It’s true that my method and my books will help you develop a better range. It’s true that my students, when they follow my method, also develop great ranges. It is also true that most of my gigs are for playing lead trumpet. But I do not consider myself a high note player nor a high note guru. I guess the difference is philosophical. To say that I am a high note player would leave so many important aspects of what I do out of the equation. I am not JUST a high note player. The high notes is actually one of the least important things to me, not only in my trumpet playing, but also in my performance.
I was hired this year to do the shofar calls for the Rosh HaShanah celebration at the meeting of a synagogue without walls service. Thank you, Kelly Dean, for thinking about me for this. I enjoyed it!
Here’s a note from the Rabbi Scott:
Thank you so much for all you brought to our Rosh Hashanah morning service! You were terrific! I’ve never known that the shofar could sound like that!!
For those who don’t know how the shofar Rosh HaShanah service works, the calls each represent something specific. They are not just random blasts. There are three basic calls which are blown in response to the cantor. When the cantor sings “T’kiah”, the shofar plays on long note. According to the literature at the service, that one note represents wholeness…as in “once we were whole”. When the cantor sings “Sh’varim”, the shofar plays three long notes. When the cantor sings “T’ruah”, the shofar plays at least nine short notes. These represent brokenness. Then the cantor sings “T’kiah” again and the shofar plays the long note, which represents being made whole again.
The video above begins after the first T’kiah.
When I first spoke to the Rabbi, he asked if I had ever done the shofar before. I told him yes, but that it had been many years ago. It was actually several decades ago. But I did my homework and knew what I was doing by the time I got there.
Well, it’s the first time this has happened in many years. Over a decade ago I decided to limit my student load to a fraction of what it used to be. I did this so I could give each student all the attention they deserved. But that also meant that I send very few students to the various competitions anymore. When I say “so few”, I mean in comparison to how it was in the 90’s when I was teaching over seventy students per week.
This week, for the first time in over a decade, I had multiple students win spots in the same band. TMEA Region 23, which is probably one of the most competitive regions in the state for jazz, had their jazz band auditions on Tuesday. Four of my private lesson students one chairs in the band as well as two students master classes that I taught over the summer:
Lily P. is currently a freshman at H.S.P.V.A. and has gotten off to a good start with lessons over the summer.
Christopher L. is a senior at Lamar High School and has become one of my most creative students.
Cristian C. is a senior at Elsik High School. Cristian won some sort of scholarship that paid for his lessons with me over the summer.
Richard C. is my newest student, a junior at H.S.P.V.A. Richard made it into the first band.
Sebastian S. is a student at Taylor High School where I’ve been giving master classes in the summer for three years now.
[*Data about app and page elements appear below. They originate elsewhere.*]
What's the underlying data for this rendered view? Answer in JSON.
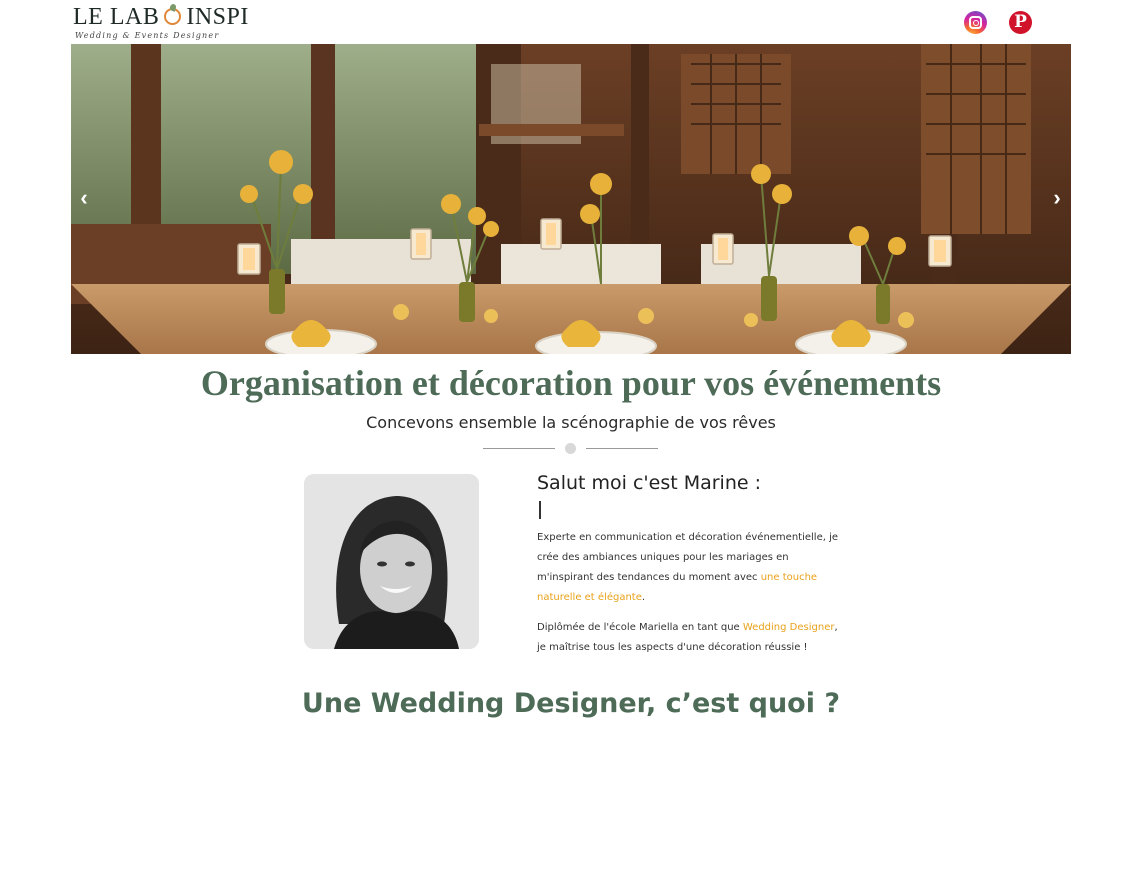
{
  "header": {
    "logo_main_left": "LE LAB",
    "logo_main_right": "INSPI",
    "logo_tagline": "Wedding & Events Designer",
    "social": [
      {
        "name": "instagram-icon"
      },
      {
        "name": "pinterest-icon",
        "glyph": "P"
      }
    ]
  },
  "hero": {
    "prev_glyph": "‹",
    "next_glyph": "›"
  },
  "main": {
    "title": "Organisation et décoration pour vos événements",
    "subtitle": "Concevons ensemble la scénographie de vos rêves"
  },
  "intro": {
    "heading": "Salut moi c'est Marine :",
    "p1_before": "Experte en communication et décoration événementielle, je crée des ambiances uniques pour les mariages en m'inspirant des tendances du moment avec ",
    "p1_highlight": "une touche naturelle et élégante",
    "p1_after": ".",
    "p2_before": "Diplômée de l'école Mariella en tant que ",
    "p2_highlight": "Wedding Designer",
    "p2_after": ", je maîtrise tous les aspects d'une décoration réussie !"
  },
  "section": {
    "title": "Une Wedding Designer, c’est quoi ?"
  },
  "colors": {
    "accent_green": "#4d6b57",
    "highlight_orange": "#e8a21a"
  }
}
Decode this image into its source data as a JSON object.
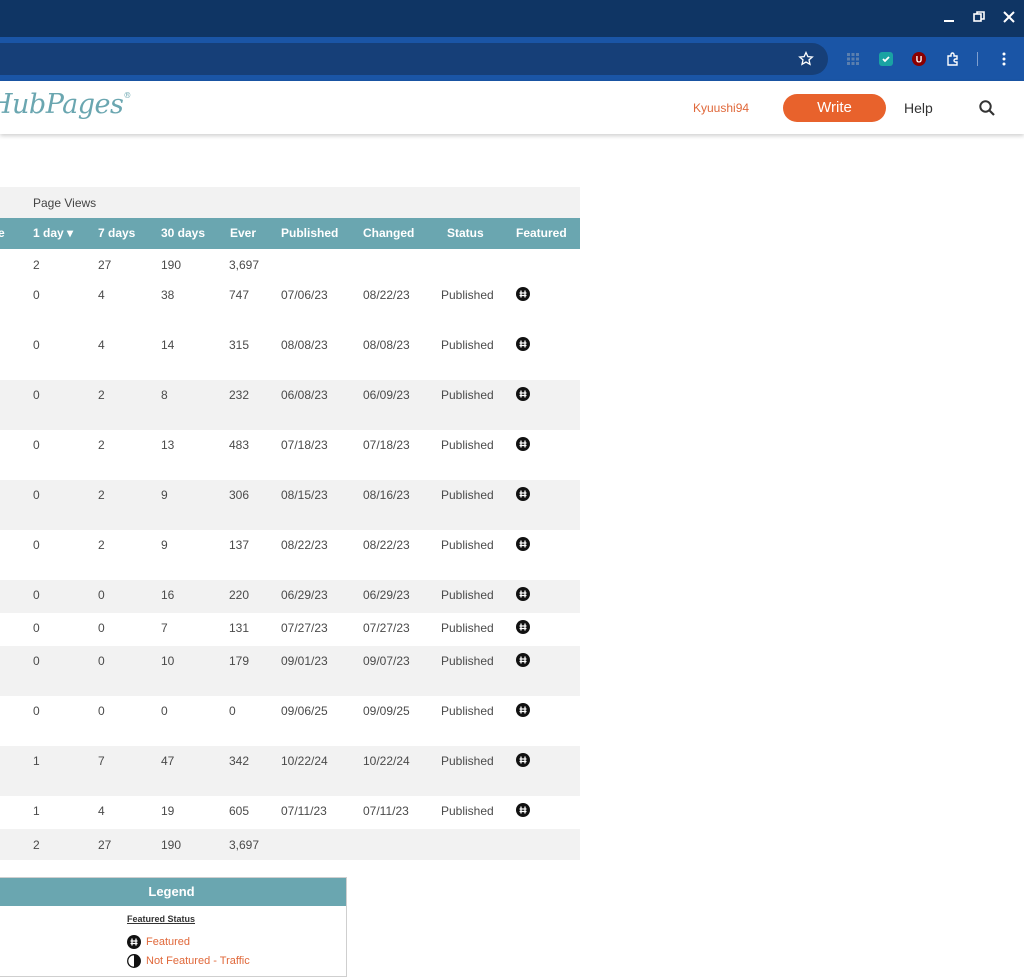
{
  "browser": {
    "window_controls": [
      "minimize",
      "restore",
      "close"
    ],
    "toolbar_icons": [
      "star-icon",
      "grid-icon",
      "extension-green-icon",
      "ublock-icon",
      "puzzle-icon",
      "kebab-menu-icon"
    ]
  },
  "header": {
    "logo": "HubPages",
    "username": "Kyuushi94",
    "write_label": "Write",
    "help_label": "Help"
  },
  "table": {
    "page_views_label": "Page Views",
    "headers": {
      "score_partial": "e",
      "day1": "1 day ▾",
      "day7": "7 days",
      "day30": "30 days",
      "ever": "Ever",
      "published": "Published",
      "changed": "Changed",
      "status": "Status",
      "featured": "Featured"
    },
    "totals_top": {
      "d1": "2",
      "d7": "27",
      "d30": "190",
      "ever": "3,697"
    },
    "rows": [
      {
        "d1": "0",
        "d7": "4",
        "d30": "38",
        "ever": "747",
        "published": "07/06/23",
        "changed": "08/22/23",
        "status": "Published"
      },
      {
        "d1": "0",
        "d7": "4",
        "d30": "14",
        "ever": "315",
        "published": "08/08/23",
        "changed": "08/08/23",
        "status": "Published"
      },
      {
        "d1": "0",
        "d7": "2",
        "d30": "8",
        "ever": "232",
        "published": "06/08/23",
        "changed": "06/09/23",
        "status": "Published"
      },
      {
        "d1": "0",
        "d7": "2",
        "d30": "13",
        "ever": "483",
        "published": "07/18/23",
        "changed": "07/18/23",
        "status": "Published"
      },
      {
        "d1": "0",
        "d7": "2",
        "d30": "9",
        "ever": "306",
        "published": "08/15/23",
        "changed": "08/16/23",
        "status": "Published"
      },
      {
        "d1": "0",
        "d7": "2",
        "d30": "9",
        "ever": "137",
        "published": "08/22/23",
        "changed": "08/22/23",
        "status": "Published"
      },
      {
        "d1": "0",
        "d7": "0",
        "d30": "16",
        "ever": "220",
        "published": "06/29/23",
        "changed": "06/29/23",
        "status": "Published"
      },
      {
        "d1": "0",
        "d7": "0",
        "d30": "7",
        "ever": "131",
        "published": "07/27/23",
        "changed": "07/27/23",
        "status": "Published"
      },
      {
        "d1": "0",
        "d7": "0",
        "d30": "10",
        "ever": "179",
        "published": "09/01/23",
        "changed": "09/07/23",
        "status": "Published"
      },
      {
        "d1": "0",
        "d7": "0",
        "d30": "0",
        "ever": "0",
        "published": "09/06/25",
        "changed": "09/09/25",
        "status": "Published"
      },
      {
        "d1": "1",
        "d7": "7",
        "d30": "47",
        "ever": "342",
        "published": "10/22/24",
        "changed": "10/22/24",
        "status": "Published"
      },
      {
        "d1": "1",
        "d7": "4",
        "d30": "19",
        "ever": "605",
        "published": "07/11/23",
        "changed": "07/11/23",
        "status": "Published"
      }
    ],
    "totals_bottom": {
      "d1": "2",
      "d7": "27",
      "d30": "190",
      "ever": "3,697"
    }
  },
  "legend": {
    "title": "Legend",
    "subtitle": "Featured Status",
    "items": [
      "Featured",
      "Not Featured - Traffic"
    ]
  },
  "colors": {
    "accent": "#6aa6b0",
    "brand_orange": "#e8622c",
    "chrome_dark": "#0f3564",
    "chrome_toolbar": "#1a55a6"
  }
}
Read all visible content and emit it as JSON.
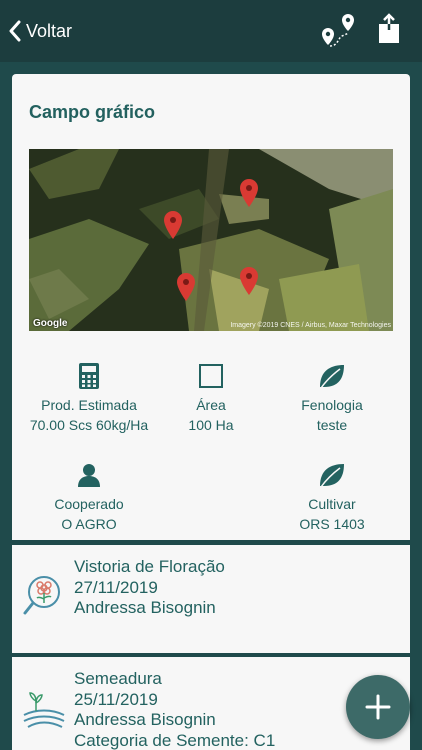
{
  "header": {
    "back_label": "Voltar",
    "icons": [
      "chevron-left-icon",
      "route-pins-icon",
      "share-icon"
    ]
  },
  "campo": {
    "title": "Campo gráfico",
    "map": {
      "attribution_left": "Google",
      "attribution_right": "Imagery ©2019 CNES / Airbus, Maxar Technologies"
    },
    "stats": [
      {
        "label": "Prod. Estimada",
        "value": "70.00 Scs 60kg/Ha",
        "icon": "calculator-icon"
      },
      {
        "label": "Área",
        "value": "100 Ha",
        "icon": "square-icon"
      },
      {
        "label": "Fenologia",
        "value": "teste",
        "icon": "leaf-icon"
      },
      {
        "label": "Cooperado",
        "value": "O AGRO",
        "icon": "person-icon"
      },
      {
        "label": "Cultivar",
        "value": "ORS 1403",
        "icon": "leaf-icon"
      }
    ]
  },
  "events": [
    {
      "lines": [
        "Vistoria de Floração",
        "27/11/2019",
        "Andressa Bisognin"
      ],
      "icon": "magnifier-flower-icon"
    },
    {
      "lines": [
        "Semeadura",
        "25/11/2019",
        "Andressa Bisognin",
        "Categoria de Semente: C1"
      ],
      "icon": "sprout-field-icon"
    }
  ],
  "fab": {
    "label": "+"
  },
  "colors": {
    "header": "#1c3d3e",
    "background": "#1f4a4b",
    "accent": "#236260",
    "pin": "#d93a33"
  }
}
Sebastian is first chair in the first band.
Ryan N. is also a student at Taylor High School.
I typically don’t lump all of the congratulations into one post like this, but there are so many and I am short of time. Congratulations Lily, Christopher, Cristian, Richard, Sebastian and Ryan. You each did a great job.
I’ve created a play list of different trumpet players playing All Blues to help you prepare for the All-Region Jazz auditions. If you are auditioning for All-Region Jazz, listen to these videos several times. Also avoid the temptation to skip after the trumpet solo is over. You need to get into the habit of listening to full recordings and not only listening to the trumpet solos.
This is the region etude. I will try to make a play list for the state improv etude when I have a chance.